ABOUT THIS EXERCISE — The records under this task must be duplicated exactly.

SOURCE RECORDS —
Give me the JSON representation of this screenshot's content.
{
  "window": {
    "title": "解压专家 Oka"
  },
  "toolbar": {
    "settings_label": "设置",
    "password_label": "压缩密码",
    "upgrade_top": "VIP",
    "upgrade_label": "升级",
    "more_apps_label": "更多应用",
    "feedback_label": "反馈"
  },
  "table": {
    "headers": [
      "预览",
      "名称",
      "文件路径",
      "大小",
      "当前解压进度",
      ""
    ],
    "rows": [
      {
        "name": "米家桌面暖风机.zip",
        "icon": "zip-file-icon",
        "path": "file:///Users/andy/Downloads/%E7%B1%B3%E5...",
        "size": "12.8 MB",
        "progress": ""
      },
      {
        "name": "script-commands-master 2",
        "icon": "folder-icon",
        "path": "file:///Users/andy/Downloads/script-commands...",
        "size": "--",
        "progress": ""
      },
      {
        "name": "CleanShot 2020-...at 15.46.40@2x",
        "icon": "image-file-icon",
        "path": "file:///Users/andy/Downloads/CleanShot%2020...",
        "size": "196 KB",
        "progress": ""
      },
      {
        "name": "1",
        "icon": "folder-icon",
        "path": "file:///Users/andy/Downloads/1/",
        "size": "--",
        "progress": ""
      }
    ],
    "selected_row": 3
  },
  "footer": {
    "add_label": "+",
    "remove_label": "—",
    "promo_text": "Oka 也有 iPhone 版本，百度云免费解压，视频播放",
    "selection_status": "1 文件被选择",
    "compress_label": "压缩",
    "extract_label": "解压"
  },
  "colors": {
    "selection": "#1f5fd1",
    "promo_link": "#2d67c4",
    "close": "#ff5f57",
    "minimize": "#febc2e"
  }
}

SOLUTION TO THE PROBLEM —
Give me the JSON representation of this screenshot's content.
{
  "window": {
    "title": "解压专家 Oka"
  },
  "toolbar": {
    "settings_label": "设置",
    "password_label": "压缩密码",
    "upgrade_top": "VIP",
    "upgrade_label": "升级",
    "more_apps_label": "更多应用",
    "feedback_label": "反馈"
  },
  "table": {
    "headers": [
      "预览",
      "名称",
      "文件路径",
      "大小",
      "当前解压进度",
      ""
    ],
    "rows": [
      {
        "name": "米家桌面暖风机.zip",
        "icon": "zip-file-icon",
        "path": "file:///Users/andy/Downloads/%E7%B1%B3%E5...",
        "size": "12.8 MB",
        "progress": ""
      },
      {
        "name": "script-commands-master 2",
        "icon": "folder-icon",
        "path": "file:///Users/andy/Downloads/script-commands...",
        "size": "--",
        "progress": ""
      },
      {
        "name": "CleanShot 2020-...at 15.46.40@2x",
        "icon": "image-file-icon",
        "path": "file:///Users/andy/Downloads/CleanShot%2020...",
        "size": "196 KB",
        "progress": ""
      },
      {
        "name": "1",
        "icon": "folder-icon",
        "path": "file:///Users/andy/Downloads/1/",
        "size": "--",
        "progress": ""
      }
    ],
    "selected_row": 3
  },
  "footer": {
    "add_label": "+",
    "remove_label": "—",
    "promo_text": "Oka 也有 iPhone 版本，百度云免费解压，视频播放",
    "selection_status": "1 文件被选择",
    "compress_label": "压缩",
    "extract_label": "解压"
  },
  "colors": {
    "selection": "#1f5fd1",
    "promo_link": "#2d67c4",
    "close": "#ff5f57",
    "minimize": "#febc2e"
  }
}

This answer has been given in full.